→ Problem requirements
Each line of the records below that holds "screenshot" should be returned.

→ Material to process
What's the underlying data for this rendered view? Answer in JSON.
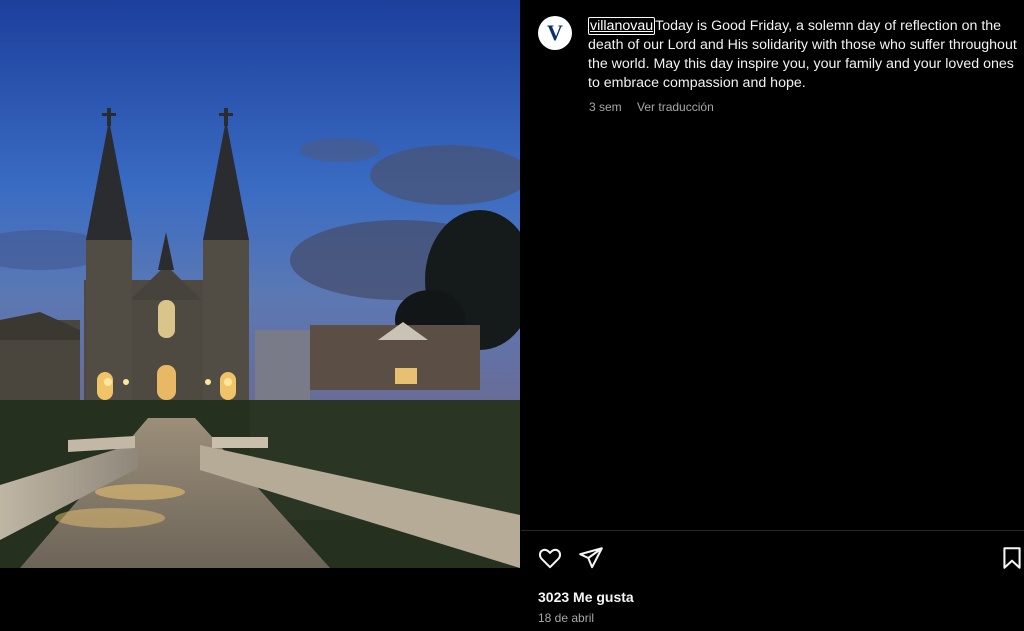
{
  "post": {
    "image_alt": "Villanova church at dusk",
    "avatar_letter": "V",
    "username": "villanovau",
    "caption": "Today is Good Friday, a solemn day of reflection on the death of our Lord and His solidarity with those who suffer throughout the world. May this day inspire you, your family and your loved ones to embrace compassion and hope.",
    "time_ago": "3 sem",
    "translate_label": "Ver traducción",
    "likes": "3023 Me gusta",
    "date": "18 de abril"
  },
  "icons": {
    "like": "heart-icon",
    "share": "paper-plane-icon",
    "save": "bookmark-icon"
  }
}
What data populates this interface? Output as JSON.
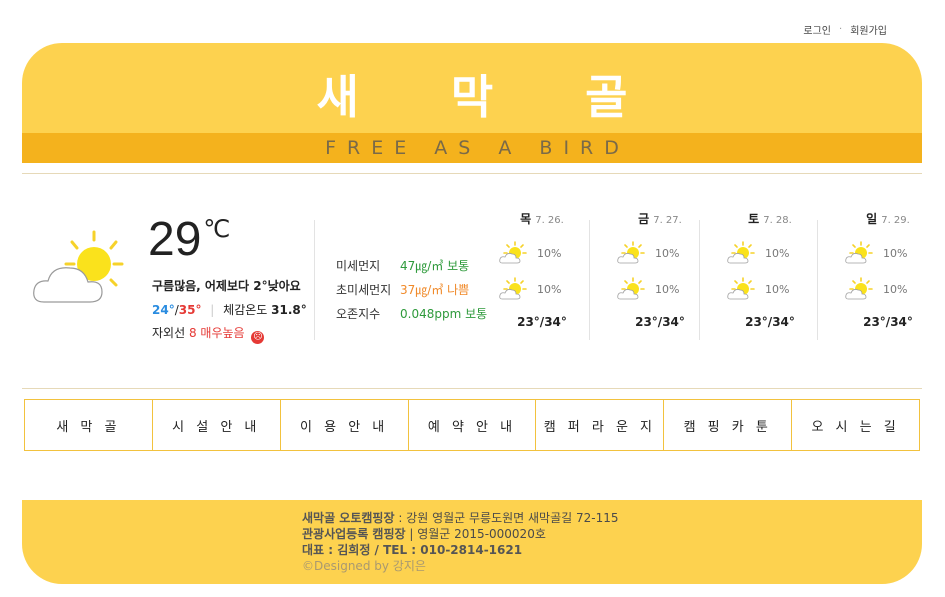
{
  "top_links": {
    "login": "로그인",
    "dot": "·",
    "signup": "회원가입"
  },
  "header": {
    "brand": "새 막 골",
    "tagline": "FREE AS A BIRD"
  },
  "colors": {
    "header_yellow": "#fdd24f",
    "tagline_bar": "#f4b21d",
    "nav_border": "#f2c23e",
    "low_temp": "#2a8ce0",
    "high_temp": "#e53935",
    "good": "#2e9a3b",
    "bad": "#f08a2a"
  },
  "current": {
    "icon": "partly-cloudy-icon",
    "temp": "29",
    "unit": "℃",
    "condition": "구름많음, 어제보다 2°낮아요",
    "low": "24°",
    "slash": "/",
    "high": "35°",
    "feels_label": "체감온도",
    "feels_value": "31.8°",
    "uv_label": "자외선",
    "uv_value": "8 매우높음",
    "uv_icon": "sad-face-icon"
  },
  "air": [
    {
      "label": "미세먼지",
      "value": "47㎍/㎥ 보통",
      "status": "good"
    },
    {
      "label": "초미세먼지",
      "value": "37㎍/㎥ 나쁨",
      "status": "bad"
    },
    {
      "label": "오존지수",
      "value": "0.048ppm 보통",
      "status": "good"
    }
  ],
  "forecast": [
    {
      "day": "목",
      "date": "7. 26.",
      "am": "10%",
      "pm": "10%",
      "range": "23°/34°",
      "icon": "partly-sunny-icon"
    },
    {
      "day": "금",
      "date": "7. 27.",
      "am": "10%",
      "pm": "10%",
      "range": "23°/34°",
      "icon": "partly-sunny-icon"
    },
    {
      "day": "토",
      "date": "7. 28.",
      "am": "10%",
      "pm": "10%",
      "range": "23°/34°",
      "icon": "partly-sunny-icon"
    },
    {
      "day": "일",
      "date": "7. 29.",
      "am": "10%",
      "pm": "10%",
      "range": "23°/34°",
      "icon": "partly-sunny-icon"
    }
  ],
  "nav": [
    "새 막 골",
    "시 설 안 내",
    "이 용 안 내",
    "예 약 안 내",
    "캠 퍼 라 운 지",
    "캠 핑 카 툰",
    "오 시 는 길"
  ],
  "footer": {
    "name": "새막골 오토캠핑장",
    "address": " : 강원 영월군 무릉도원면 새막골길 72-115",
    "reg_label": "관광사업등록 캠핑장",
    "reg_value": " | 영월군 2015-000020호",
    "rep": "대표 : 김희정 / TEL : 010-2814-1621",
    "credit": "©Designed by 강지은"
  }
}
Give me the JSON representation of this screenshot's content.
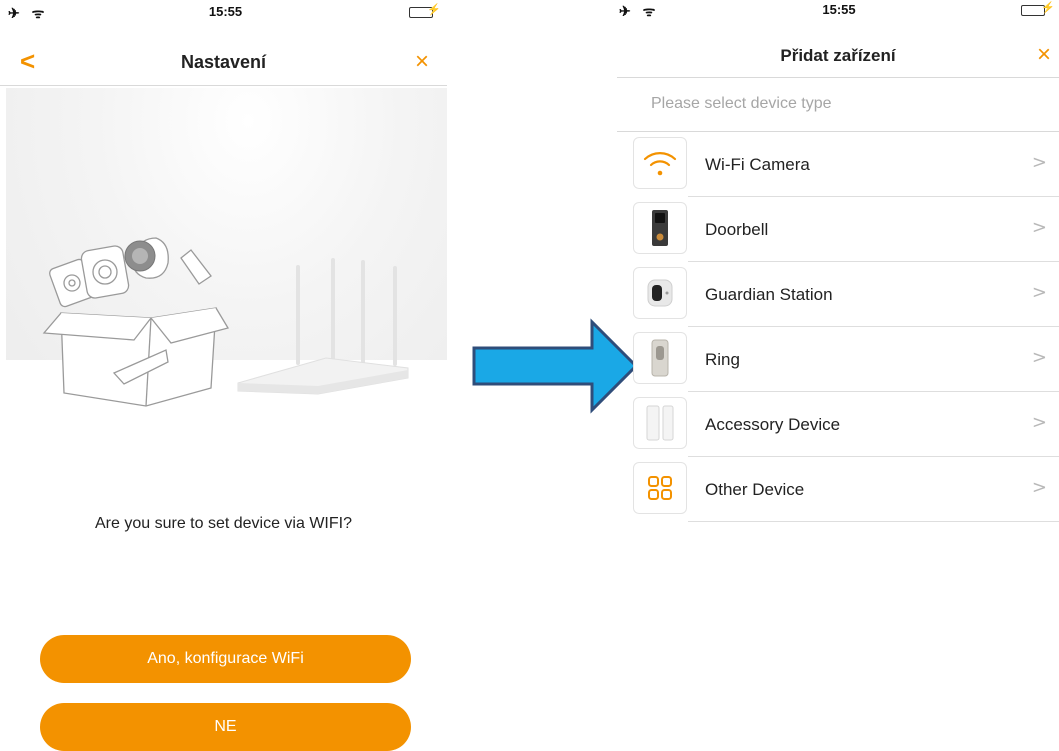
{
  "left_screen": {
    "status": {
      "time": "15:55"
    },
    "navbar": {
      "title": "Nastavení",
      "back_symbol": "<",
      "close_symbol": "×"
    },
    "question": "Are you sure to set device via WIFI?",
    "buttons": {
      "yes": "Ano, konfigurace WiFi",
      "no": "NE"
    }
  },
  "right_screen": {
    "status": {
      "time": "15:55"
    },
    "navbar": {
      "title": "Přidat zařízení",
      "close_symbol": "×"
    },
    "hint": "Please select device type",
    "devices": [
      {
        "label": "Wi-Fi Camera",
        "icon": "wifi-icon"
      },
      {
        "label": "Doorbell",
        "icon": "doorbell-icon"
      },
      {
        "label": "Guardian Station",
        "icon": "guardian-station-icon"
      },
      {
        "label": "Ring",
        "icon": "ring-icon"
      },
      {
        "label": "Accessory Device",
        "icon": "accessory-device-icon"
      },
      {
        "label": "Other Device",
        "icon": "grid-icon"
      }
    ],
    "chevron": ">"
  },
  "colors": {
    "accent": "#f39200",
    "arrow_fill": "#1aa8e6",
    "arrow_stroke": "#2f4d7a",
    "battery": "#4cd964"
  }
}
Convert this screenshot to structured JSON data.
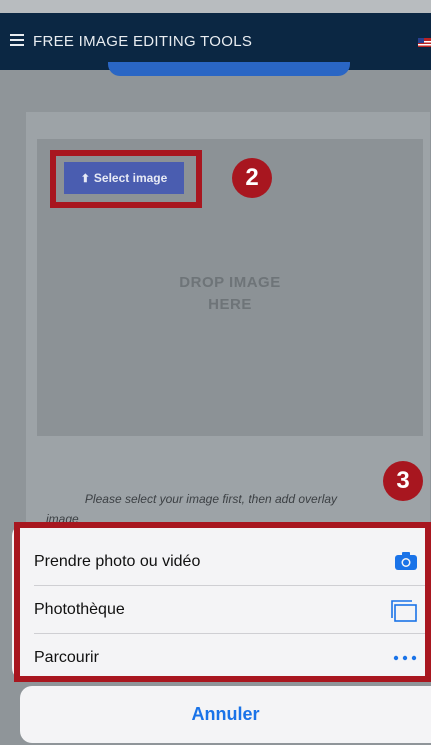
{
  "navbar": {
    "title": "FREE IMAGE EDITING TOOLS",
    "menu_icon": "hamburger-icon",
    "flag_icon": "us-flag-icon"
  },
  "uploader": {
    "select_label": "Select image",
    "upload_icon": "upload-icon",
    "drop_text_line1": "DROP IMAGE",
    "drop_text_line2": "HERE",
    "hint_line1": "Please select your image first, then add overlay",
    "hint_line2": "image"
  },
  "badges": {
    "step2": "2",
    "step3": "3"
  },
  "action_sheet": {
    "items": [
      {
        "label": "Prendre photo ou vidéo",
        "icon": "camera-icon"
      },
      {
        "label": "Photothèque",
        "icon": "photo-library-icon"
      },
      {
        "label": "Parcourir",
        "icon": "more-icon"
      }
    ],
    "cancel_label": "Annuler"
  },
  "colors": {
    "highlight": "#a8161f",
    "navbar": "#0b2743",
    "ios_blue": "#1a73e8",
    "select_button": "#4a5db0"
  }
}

→ Final answer
Give me the JSON representation of this screenshot's content.
Convert this screenshot to structured JSON data.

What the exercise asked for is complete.